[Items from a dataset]
====================

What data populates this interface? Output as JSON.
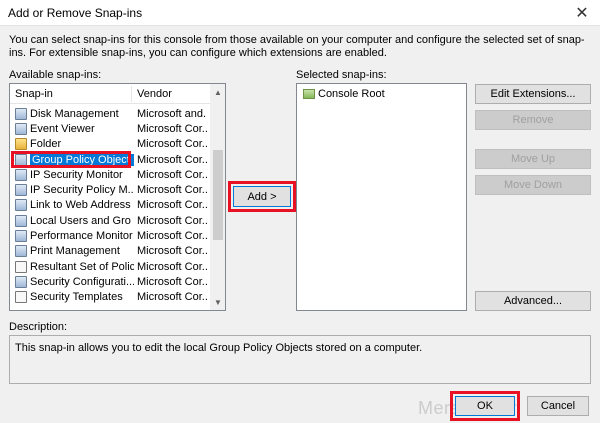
{
  "window": {
    "title": "Add or Remove Snap-ins"
  },
  "intro": "You can select snap-ins for this console from those available on your computer and configure the selected set of snap-ins. For extensible snap-ins, you can configure which extensions are enabled.",
  "available": {
    "label": "Available snap-ins:",
    "columns": [
      "Snap-in",
      "Vendor"
    ],
    "rows": [
      {
        "name": "Disk Management",
        "vendor": "Microsoft and...",
        "icon": "disk-icon"
      },
      {
        "name": "Event Viewer",
        "vendor": "Microsoft Cor...",
        "icon": "event-viewer-icon"
      },
      {
        "name": "Folder",
        "vendor": "Microsoft Cor...",
        "icon": "folder-icon"
      },
      {
        "name": "Group Policy Object ...",
        "vendor": "Microsoft Cor...",
        "icon": "group-policy-icon"
      },
      {
        "name": "IP Security Monitor",
        "vendor": "Microsoft Cor...",
        "icon": "ip-security-icon"
      },
      {
        "name": "IP Security Policy M...",
        "vendor": "Microsoft Cor...",
        "icon": "ip-security-policy-icon"
      },
      {
        "name": "Link to Web Address",
        "vendor": "Microsoft Cor...",
        "icon": "web-link-icon"
      },
      {
        "name": "Local Users and Gro",
        "vendor": "Microsoft Cor...",
        "icon": "users-icon"
      },
      {
        "name": "Performance Monitor",
        "vendor": "Microsoft Cor...",
        "icon": "performance-icon"
      },
      {
        "name": "Print Management",
        "vendor": "Microsoft Cor...",
        "icon": "printer-icon"
      },
      {
        "name": "Resultant Set of Policy",
        "vendor": "Microsoft Cor...",
        "icon": "policy-icon"
      },
      {
        "name": "Security Configurati...",
        "vendor": "Microsoft Cor...",
        "icon": "security-config-icon"
      },
      {
        "name": "Security Templates",
        "vendor": "Microsoft Cor...",
        "icon": "security-templates-icon"
      }
    ]
  },
  "selected": {
    "label": "Selected snap-ins:",
    "items": [
      {
        "name": "Console Root",
        "icon": "console-root-icon"
      }
    ]
  },
  "buttons": {
    "add": "Add >",
    "edit_extensions": "Edit Extensions...",
    "remove": "Remove",
    "move_up": "Move Up",
    "move_down": "Move Down",
    "advanced": "Advanced...",
    "ok": "OK",
    "cancel": "Cancel"
  },
  "description": {
    "label": "Description:",
    "text": "This snap-in allows you to edit the local Group Policy Objects stored on a computer."
  },
  "watermark": "MeraSarkar",
  "colors": {
    "selection": "#0078d7",
    "highlight_box": "#e81123"
  }
}
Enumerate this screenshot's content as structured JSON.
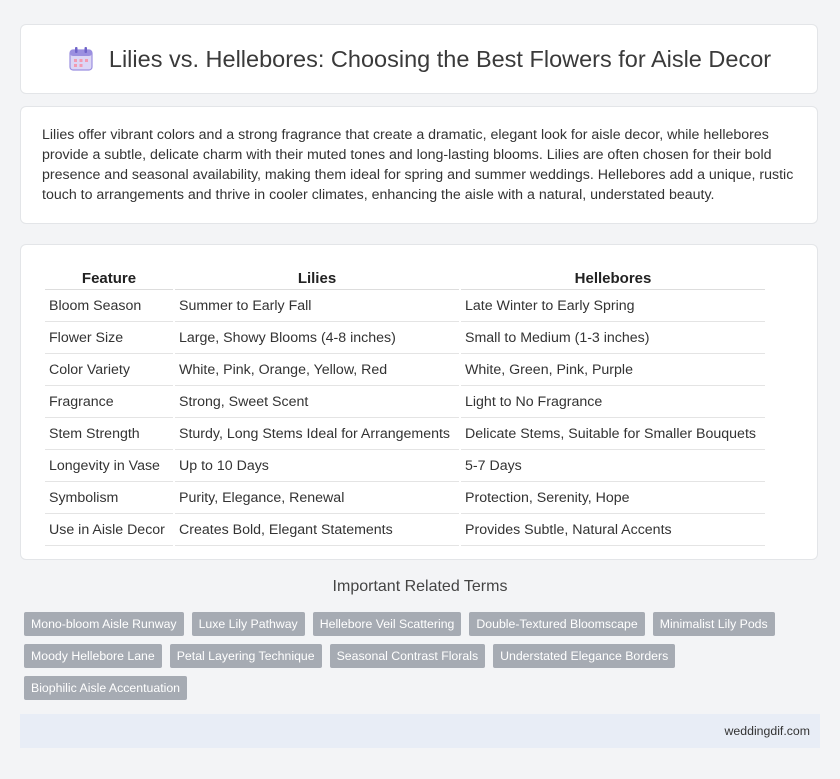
{
  "header": {
    "title": "Lilies vs. Hellebores: Choosing the Best Flowers for Aisle Decor",
    "icon": "calendar-icon"
  },
  "intro": {
    "text": "Lilies offer vibrant colors and a strong fragrance that create a dramatic, elegant look for aisle decor, while hellebores provide a subtle, delicate charm with their muted tones and long-lasting blooms. Lilies are often chosen for their bold presence and seasonal availability, making them ideal for spring and summer weddings. Hellebores add a unique, rustic touch to arrangements and thrive in cooler climates, enhancing the aisle with a natural, understated beauty."
  },
  "table": {
    "headers": [
      "Feature",
      "Lilies",
      "Hellebores"
    ],
    "rows": [
      [
        "Bloom Season",
        "Summer to Early Fall",
        "Late Winter to Early Spring"
      ],
      [
        "Flower Size",
        "Large, Showy Blooms (4-8 inches)",
        "Small to Medium (1-3 inches)"
      ],
      [
        "Color Variety",
        "White, Pink, Orange, Yellow, Red",
        "White, Green, Pink, Purple"
      ],
      [
        "Fragrance",
        "Strong, Sweet Scent",
        "Light to No Fragrance"
      ],
      [
        "Stem Strength",
        "Sturdy, Long Stems Ideal for Arrangements",
        "Delicate Stems, Suitable for Smaller Bouquets"
      ],
      [
        "Longevity in Vase",
        "Up to 10 Days",
        "5-7 Days"
      ],
      [
        "Symbolism",
        "Purity, Elegance, Renewal",
        "Protection, Serenity, Hope"
      ],
      [
        "Use in Aisle Decor",
        "Creates Bold, Elegant Statements",
        "Provides Subtle, Natural Accents"
      ]
    ]
  },
  "related": {
    "title": "Important Related Terms",
    "tags": [
      "Mono-bloom Aisle Runway",
      "Luxe Lily Pathway",
      "Hellebore Veil Scattering",
      "Double-Textured Bloomscape",
      "Minimalist Lily Pods",
      "Moody Hellebore Lane",
      "Petal Layering Technique",
      "Seasonal Contrast Florals",
      "Understated Elegance Borders",
      "Biophilic Aisle Accentuation"
    ]
  },
  "footer": {
    "site": "weddingdif.com"
  }
}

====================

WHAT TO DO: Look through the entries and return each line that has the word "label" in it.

YOUR RESPONSE:
    "label": "Available snap-ins:",
    "label": "Selected snap-ins:",
    "label": "Description:",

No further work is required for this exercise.